■ Task directions
Search the entries below. Return every line that has "Photos" in it.

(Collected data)
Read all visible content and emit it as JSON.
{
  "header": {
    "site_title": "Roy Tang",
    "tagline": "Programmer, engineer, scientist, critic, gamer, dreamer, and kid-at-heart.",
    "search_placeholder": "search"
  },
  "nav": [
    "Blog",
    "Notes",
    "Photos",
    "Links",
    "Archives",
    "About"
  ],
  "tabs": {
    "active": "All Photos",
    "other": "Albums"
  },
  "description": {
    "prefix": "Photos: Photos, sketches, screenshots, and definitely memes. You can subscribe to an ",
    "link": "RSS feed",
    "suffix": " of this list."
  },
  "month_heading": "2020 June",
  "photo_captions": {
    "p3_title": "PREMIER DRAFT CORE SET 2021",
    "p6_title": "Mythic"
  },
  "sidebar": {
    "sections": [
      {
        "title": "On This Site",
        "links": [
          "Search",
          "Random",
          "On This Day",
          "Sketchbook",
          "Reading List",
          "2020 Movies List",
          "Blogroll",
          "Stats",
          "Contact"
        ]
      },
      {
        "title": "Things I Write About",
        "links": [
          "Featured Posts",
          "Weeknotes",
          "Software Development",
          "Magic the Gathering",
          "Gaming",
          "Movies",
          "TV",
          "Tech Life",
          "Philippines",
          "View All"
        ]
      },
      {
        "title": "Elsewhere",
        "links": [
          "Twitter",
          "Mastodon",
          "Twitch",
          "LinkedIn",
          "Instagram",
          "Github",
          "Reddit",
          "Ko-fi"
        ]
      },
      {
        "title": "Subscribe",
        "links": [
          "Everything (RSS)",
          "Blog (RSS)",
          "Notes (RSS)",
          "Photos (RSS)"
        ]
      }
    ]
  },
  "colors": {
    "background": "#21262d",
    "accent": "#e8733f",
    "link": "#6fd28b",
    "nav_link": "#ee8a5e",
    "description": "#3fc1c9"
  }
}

■ Result for this exercise
    "Photos",
    "active": "All Photos",
    "prefix": "Photos: Photos, sketches, screenshots, and definitely memes. You can subscribe to an ",
          "Photos (RSS)"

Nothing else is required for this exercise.